*** Opening PROVIDED DATA ***

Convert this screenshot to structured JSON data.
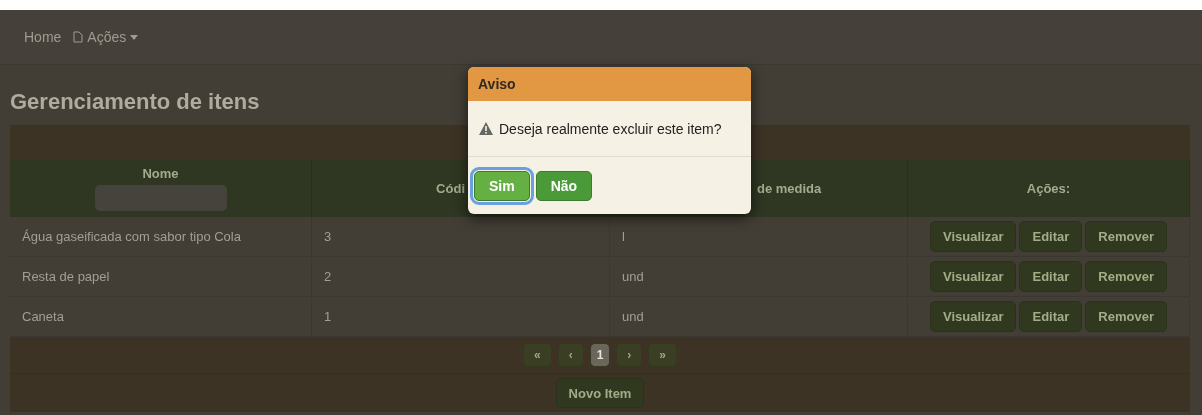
{
  "navbar": {
    "items": [
      {
        "label": "Home",
        "kind": "link"
      },
      {
        "label": "Ações",
        "kind": "dropdown"
      }
    ]
  },
  "page_title": "Gerenciamento de itens",
  "table": {
    "columns": [
      "Nome",
      "Códi",
      "de medida",
      "Ações:"
    ],
    "rows": [
      {
        "cells": [
          "Água gaseificada com sabor tipo Cola",
          "3",
          "l"
        ],
        "actions": [
          "Visualizar",
          "Editar",
          "Remover"
        ]
      },
      {
        "cells": [
          "Resta de papel",
          "2",
          "und"
        ],
        "actions": [
          "Visualizar",
          "Editar",
          "Remover"
        ]
      },
      {
        "cells": [
          "Caneta",
          "1",
          "und"
        ],
        "actions": [
          "Visualizar",
          "Editar",
          "Remover"
        ]
      }
    ]
  },
  "pagination": [
    {
      "label": "«",
      "selected": false
    },
    {
      "label": "‹",
      "selected": false
    },
    {
      "label": "1",
      "selected": true
    },
    {
      "label": "›",
      "selected": false
    },
    {
      "label": "»",
      "selected": false
    }
  ],
  "new_button": "Novo Item",
  "dialog": {
    "title": "Aviso",
    "message": "Deseja realmente excluir este item?",
    "buttons": [
      {
        "label": "Sim",
        "focused": true
      },
      {
        "label": "Não",
        "focused": false
      }
    ]
  }
}
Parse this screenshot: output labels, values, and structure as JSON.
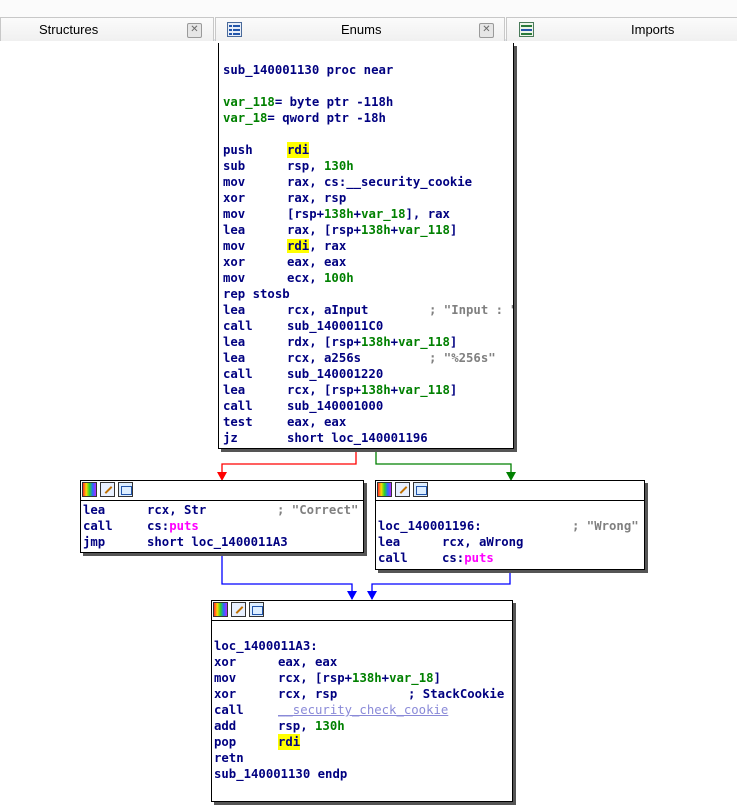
{
  "tabs": {
    "structures": {
      "label": "Structures"
    },
    "enums": {
      "label": "Enums"
    },
    "imports": {
      "label": "Imports"
    }
  },
  "blocks": {
    "entry": {
      "proc_header": "sub_140001130 proc near",
      "var1_name": "var_118",
      "var1_rest": "= byte ptr -118h",
      "var2_name": "var_18",
      "var2_rest": "= qword ptr -18h",
      "instructions": [
        {
          "mnemonic": "push",
          "op1": "rdi"
        },
        {
          "mnemonic": "sub",
          "op1": "rsp, ",
          "op2": "130h"
        },
        {
          "mnemonic": "mov",
          "op1": "rax, cs:__security_cookie"
        },
        {
          "mnemonic": "xor",
          "op1": "rax, rsp"
        },
        {
          "mnemonic": "mov",
          "op1": "[rsp+",
          "op2": "138h",
          "op3": "+",
          "op4": "var_18",
          "op5": "], rax"
        },
        {
          "mnemonic": "lea",
          "op1": "rax, [rsp+",
          "op2": "138h",
          "op3": "+",
          "op4": "var_118",
          "op5": "]"
        },
        {
          "mnemonic": "mov",
          "op1": "rdi",
          "op2": ", rax"
        },
        {
          "mnemonic": "xor",
          "op1": "eax, eax"
        },
        {
          "mnemonic": "mov",
          "op1": "ecx, ",
          "op2": "100h"
        },
        {
          "mnemonic": "rep stosb"
        },
        {
          "mnemonic": "lea",
          "op1": "rcx, aInput",
          "comment": "; \"Input : \""
        },
        {
          "mnemonic": "call",
          "op1": "sub_1400011C0"
        },
        {
          "mnemonic": "lea",
          "op1": "rdx, [rsp+",
          "op2": "138h",
          "op3": "+",
          "op4": "var_118",
          "op5": "]"
        },
        {
          "mnemonic": "lea",
          "op1": "rcx, a256s",
          "comment": "; \"%256s\""
        },
        {
          "mnemonic": "call",
          "op1": "sub_140001220"
        },
        {
          "mnemonic": "lea",
          "op1": "rcx, [rsp+",
          "op2": "138h",
          "op3": "+",
          "op4": "var_118",
          "op5": "]"
        },
        {
          "mnemonic": "call",
          "op1": "sub_140001000"
        },
        {
          "mnemonic": "test",
          "op1": "eax, eax"
        },
        {
          "mnemonic": "jz",
          "op1": "short loc_140001196"
        }
      ]
    },
    "correct": {
      "l1_mn": "lea",
      "l1_op": "rcx, Str",
      "l1_cmt": "; \"Correct\"",
      "l2_mn": "call",
      "l2_op": "cs:",
      "l2_fn": "puts",
      "l3_mn": "jmp",
      "l3_op": "short loc_1400011A3"
    },
    "wrong": {
      "label": "loc_140001196:",
      "label_cmt": "; \"Wrong\"",
      "l1_mn": "lea",
      "l1_op": "rcx, aWrong",
      "l2_mn": "call",
      "l2_op": "cs:",
      "l2_fn": "puts"
    },
    "exit": {
      "label": "loc_1400011A3:",
      "l1_mn": "xor",
      "l1_op": "eax, eax",
      "l2_mn": "mov",
      "l2_a": "rcx, [rsp+",
      "l2_b": "138h",
      "l2_c": "+",
      "l2_d": "var_18",
      "l2_e": "]",
      "l3_mn": "xor",
      "l3_op": "rcx, rsp",
      "l3_cmt": "; StackCookie",
      "l4_mn": "call",
      "l4_op": "__security_check_cookie",
      "l5_mn": "add",
      "l5_a": "rsp, ",
      "l5_b": "130h",
      "l6_mn": "pop",
      "l6_op": "rdi",
      "l7_mn": "retn",
      "endp": "sub_140001130 endp"
    }
  },
  "colors": {
    "text": "#000080",
    "number": "#008000",
    "comment": "#808080",
    "import": "#ff00ff",
    "highlight": "#ffff00",
    "edge_false": "#ff0000",
    "edge_true": "#008000",
    "edge_uncond": "#0000ff"
  },
  "icons": [
    "structures-icon",
    "enums-icon",
    "imports-icon",
    "close-icon",
    "color-icon",
    "edit-icon",
    "graph-icon"
  ]
}
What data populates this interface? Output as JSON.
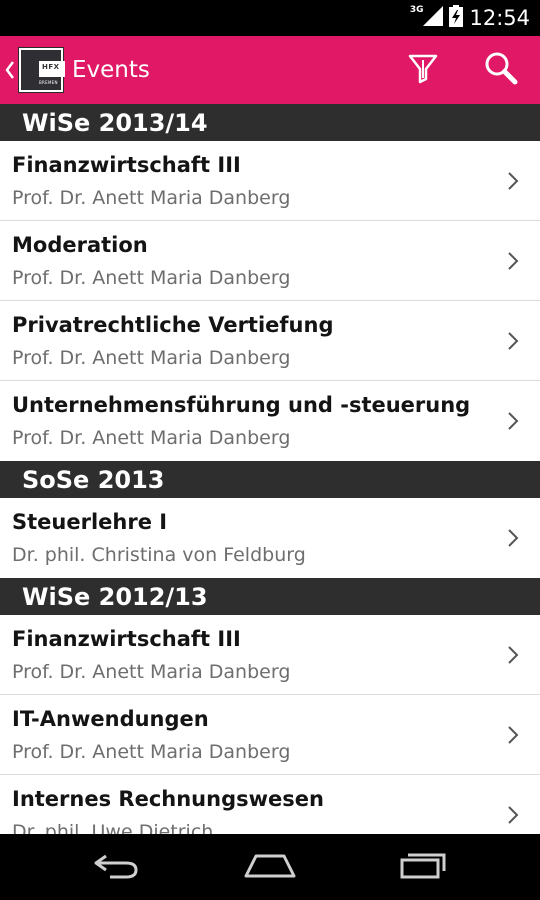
{
  "status_bar": {
    "network": "3G",
    "time": "12:54"
  },
  "action_bar": {
    "logo_text": "HFX",
    "logo_subtext": "BREMEN",
    "title": "Events",
    "icons": [
      "back-caret-icon",
      "filter-icon",
      "search-icon"
    ],
    "background_color": "#e01865"
  },
  "sections": [
    {
      "header": "WiSe 2013/14",
      "items": [
        {
          "title": "Finanzwirtschaft III",
          "subtitle": "Prof. Dr. Anett Maria Danberg"
        },
        {
          "title": "Moderation",
          "subtitle": "Prof. Dr. Anett Maria Danberg"
        },
        {
          "title": "Privatrechtliche Vertiefung",
          "subtitle": "Prof. Dr. Anett Maria Danberg"
        },
        {
          "title": "Unternehmensführung und -steuerung",
          "subtitle": "Prof. Dr. Anett Maria Danberg"
        }
      ]
    },
    {
      "header": "SoSe 2013",
      "items": [
        {
          "title": "Steuerlehre I",
          "subtitle": "Dr. phil. Christina von Feldburg"
        }
      ]
    },
    {
      "header": "WiSe 2012/13",
      "items": [
        {
          "title": "Finanzwirtschaft III",
          "subtitle": "Prof. Dr. Anett Maria Danberg"
        },
        {
          "title": "IT-Anwendungen",
          "subtitle": "Prof. Dr. Anett Maria Danberg"
        },
        {
          "title": "Internes Rechnungswesen",
          "subtitle": "Dr. phil. Uwe Dietrich"
        }
      ]
    }
  ],
  "nav_bar": {
    "icons": [
      "back-icon",
      "home-icon",
      "recent-apps-icon"
    ]
  }
}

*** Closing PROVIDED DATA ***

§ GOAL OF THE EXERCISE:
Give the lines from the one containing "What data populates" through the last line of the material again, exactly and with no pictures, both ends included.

§ RESULT:
What data populates this interface? Output as JSON.
{
  "status_bar": {
    "network": "3G",
    "time": "12:54"
  },
  "action_bar": {
    "logo_text": "HFX",
    "logo_subtext": "BREMEN",
    "title": "Events",
    "icons": [
      "back-caret-icon",
      "filter-icon",
      "search-icon"
    ],
    "background_color": "#e01865"
  },
  "sections": [
    {
      "header": "WiSe 2013/14",
      "items": [
        {
          "title": "Finanzwirtschaft III",
          "subtitle": "Prof. Dr. Anett Maria Danberg"
        },
        {
          "title": "Moderation",
          "subtitle": "Prof. Dr. Anett Maria Danberg"
        },
        {
          "title": "Privatrechtliche Vertiefung",
          "subtitle": "Prof. Dr. Anett Maria Danberg"
        },
        {
          "title": "Unternehmensführung und -steuerung",
          "subtitle": "Prof. Dr. Anett Maria Danberg"
        }
      ]
    },
    {
      "header": "SoSe 2013",
      "items": [
        {
          "title": "Steuerlehre I",
          "subtitle": "Dr. phil. Christina von Feldburg"
        }
      ]
    },
    {
      "header": "WiSe 2012/13",
      "items": [
        {
          "title": "Finanzwirtschaft III",
          "subtitle": "Prof. Dr. Anett Maria Danberg"
        },
        {
          "title": "IT-Anwendungen",
          "subtitle": "Prof. Dr. Anett Maria Danberg"
        },
        {
          "title": "Internes Rechnungswesen",
          "subtitle": "Dr. phil. Uwe Dietrich"
        }
      ]
    }
  ],
  "nav_bar": {
    "icons": [
      "back-icon",
      "home-icon",
      "recent-apps-icon"
    ]
  }
}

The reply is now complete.